Assignment:
Search the records for the string "elkrys" and copy every line where it turns up.

[Dataset rows for apps and sites]
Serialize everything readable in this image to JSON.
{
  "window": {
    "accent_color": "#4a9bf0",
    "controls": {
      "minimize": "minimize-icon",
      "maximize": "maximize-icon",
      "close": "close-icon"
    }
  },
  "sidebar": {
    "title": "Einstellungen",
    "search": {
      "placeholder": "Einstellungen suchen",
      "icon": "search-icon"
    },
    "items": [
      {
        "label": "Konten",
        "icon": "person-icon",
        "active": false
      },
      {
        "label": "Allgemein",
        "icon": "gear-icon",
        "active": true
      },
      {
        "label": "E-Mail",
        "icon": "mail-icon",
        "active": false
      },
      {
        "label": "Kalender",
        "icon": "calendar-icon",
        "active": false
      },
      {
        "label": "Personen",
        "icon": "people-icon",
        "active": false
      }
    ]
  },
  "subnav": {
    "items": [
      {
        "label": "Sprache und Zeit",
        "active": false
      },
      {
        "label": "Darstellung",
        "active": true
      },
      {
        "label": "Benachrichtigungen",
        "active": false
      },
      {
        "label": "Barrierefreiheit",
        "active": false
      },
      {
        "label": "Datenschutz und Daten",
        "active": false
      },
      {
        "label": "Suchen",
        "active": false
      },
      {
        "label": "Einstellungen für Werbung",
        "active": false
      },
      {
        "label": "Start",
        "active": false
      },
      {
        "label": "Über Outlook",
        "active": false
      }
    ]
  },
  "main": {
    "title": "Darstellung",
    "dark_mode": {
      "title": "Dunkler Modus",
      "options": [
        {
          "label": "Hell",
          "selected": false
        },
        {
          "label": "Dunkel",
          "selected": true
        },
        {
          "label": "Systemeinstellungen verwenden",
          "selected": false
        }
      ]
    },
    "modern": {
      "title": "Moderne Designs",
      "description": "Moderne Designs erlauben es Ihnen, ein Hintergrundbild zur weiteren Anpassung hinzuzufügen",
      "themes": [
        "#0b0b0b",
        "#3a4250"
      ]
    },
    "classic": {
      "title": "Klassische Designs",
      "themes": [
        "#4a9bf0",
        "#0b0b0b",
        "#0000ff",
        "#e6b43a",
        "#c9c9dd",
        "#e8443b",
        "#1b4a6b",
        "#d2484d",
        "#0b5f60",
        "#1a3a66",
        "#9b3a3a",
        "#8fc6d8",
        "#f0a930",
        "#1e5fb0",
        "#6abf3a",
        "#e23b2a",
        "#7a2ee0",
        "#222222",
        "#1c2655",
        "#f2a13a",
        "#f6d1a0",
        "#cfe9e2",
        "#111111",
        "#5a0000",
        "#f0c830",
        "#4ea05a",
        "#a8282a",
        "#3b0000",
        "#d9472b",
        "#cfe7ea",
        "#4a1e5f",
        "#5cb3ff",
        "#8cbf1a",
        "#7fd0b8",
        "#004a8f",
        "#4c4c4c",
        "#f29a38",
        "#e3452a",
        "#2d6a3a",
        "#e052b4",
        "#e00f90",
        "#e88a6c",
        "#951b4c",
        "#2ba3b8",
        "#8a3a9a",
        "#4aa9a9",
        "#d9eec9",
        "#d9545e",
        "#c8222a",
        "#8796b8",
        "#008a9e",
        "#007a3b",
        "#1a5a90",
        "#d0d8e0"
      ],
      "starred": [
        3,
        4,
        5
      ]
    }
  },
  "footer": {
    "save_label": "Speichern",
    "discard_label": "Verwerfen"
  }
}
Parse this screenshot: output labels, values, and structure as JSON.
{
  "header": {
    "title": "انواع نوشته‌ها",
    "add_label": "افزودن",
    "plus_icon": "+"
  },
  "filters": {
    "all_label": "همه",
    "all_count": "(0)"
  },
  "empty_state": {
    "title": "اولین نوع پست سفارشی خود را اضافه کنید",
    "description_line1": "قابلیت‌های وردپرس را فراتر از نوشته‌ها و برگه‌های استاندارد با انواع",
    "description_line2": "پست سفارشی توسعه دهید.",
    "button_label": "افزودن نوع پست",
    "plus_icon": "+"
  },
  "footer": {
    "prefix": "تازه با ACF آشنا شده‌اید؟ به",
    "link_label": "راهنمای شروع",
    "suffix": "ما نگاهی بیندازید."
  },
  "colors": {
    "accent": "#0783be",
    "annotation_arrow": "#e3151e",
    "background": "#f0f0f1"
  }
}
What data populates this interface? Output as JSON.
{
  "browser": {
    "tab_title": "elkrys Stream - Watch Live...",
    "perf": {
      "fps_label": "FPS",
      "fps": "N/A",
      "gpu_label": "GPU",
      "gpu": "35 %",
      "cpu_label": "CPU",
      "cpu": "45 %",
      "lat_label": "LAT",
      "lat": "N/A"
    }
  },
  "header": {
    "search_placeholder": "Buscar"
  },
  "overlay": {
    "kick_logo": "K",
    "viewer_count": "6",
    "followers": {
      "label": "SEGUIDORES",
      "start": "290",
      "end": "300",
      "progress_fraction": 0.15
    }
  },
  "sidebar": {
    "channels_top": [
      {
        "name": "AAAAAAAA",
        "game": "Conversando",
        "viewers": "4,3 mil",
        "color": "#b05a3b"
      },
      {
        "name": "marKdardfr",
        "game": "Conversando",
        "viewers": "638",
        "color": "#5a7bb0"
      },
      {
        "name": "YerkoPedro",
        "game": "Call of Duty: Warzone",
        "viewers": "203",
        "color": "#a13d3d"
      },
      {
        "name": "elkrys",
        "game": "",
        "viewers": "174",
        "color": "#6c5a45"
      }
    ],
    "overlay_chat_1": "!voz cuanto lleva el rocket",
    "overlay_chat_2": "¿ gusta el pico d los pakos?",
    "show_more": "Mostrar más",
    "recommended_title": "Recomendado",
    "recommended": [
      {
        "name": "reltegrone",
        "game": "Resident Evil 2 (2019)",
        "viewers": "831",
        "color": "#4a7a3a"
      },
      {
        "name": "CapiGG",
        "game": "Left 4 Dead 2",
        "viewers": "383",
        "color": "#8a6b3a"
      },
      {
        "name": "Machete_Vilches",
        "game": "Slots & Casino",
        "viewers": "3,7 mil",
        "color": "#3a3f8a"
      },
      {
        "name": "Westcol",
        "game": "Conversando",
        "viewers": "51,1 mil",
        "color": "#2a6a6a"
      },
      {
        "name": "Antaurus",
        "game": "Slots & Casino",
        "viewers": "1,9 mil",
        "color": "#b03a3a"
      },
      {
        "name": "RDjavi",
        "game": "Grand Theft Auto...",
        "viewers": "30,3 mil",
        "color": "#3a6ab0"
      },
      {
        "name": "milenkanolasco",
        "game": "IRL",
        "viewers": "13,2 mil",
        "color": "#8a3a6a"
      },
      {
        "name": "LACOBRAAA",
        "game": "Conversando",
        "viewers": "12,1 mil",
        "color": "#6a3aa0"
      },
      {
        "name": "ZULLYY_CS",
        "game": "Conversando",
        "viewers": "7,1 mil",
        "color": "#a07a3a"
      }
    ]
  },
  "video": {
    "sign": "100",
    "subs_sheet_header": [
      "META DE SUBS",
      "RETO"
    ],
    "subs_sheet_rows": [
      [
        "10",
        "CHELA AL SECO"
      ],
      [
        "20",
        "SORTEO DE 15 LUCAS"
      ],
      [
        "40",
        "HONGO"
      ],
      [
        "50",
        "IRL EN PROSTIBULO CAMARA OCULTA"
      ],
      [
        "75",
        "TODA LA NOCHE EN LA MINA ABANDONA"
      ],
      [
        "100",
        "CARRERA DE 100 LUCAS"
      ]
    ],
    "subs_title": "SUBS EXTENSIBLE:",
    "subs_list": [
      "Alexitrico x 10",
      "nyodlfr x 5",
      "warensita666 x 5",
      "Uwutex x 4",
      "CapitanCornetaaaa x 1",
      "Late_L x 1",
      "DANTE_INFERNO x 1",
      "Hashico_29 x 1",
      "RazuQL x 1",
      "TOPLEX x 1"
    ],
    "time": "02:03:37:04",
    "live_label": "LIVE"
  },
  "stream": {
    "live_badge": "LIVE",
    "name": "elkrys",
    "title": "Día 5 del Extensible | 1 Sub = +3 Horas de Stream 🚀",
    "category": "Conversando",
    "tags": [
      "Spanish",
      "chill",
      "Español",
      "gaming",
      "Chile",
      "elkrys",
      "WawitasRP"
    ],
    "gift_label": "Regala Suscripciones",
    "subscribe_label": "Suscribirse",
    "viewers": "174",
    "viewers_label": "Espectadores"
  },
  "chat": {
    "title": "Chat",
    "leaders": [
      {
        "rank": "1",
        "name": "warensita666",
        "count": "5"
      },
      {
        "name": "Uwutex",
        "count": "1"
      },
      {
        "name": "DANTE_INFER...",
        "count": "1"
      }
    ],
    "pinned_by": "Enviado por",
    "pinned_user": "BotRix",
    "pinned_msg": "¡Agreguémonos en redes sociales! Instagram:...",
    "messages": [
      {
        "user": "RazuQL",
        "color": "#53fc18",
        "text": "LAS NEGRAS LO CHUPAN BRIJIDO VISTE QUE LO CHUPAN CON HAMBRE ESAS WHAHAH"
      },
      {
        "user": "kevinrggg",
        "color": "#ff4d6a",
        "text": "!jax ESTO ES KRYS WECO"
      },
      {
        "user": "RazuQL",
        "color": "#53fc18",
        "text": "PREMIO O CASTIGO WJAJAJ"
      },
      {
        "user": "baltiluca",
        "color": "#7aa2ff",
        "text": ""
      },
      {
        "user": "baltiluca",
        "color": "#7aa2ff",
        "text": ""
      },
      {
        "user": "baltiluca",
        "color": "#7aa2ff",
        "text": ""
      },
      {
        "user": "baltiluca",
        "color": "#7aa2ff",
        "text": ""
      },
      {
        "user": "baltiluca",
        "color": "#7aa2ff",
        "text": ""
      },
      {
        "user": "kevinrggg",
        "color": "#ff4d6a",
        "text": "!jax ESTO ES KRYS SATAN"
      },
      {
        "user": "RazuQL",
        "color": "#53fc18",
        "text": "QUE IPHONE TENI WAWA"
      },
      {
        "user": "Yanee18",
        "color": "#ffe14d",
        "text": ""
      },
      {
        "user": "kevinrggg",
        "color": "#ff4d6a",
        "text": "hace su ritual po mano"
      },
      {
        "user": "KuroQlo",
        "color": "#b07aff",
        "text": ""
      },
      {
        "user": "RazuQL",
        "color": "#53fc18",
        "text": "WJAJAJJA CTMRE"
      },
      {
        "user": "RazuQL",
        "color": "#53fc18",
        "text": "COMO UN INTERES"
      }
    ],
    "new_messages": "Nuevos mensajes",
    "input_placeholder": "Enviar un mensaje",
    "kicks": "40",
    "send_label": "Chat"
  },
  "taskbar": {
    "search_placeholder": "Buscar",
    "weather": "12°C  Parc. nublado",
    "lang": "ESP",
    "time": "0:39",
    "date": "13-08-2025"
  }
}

Answer to this task:
    "tab_title": "elkrys Stream - Watch Live...",
        "name": "elkrys",
    "name": "elkrys",
      "elkrys",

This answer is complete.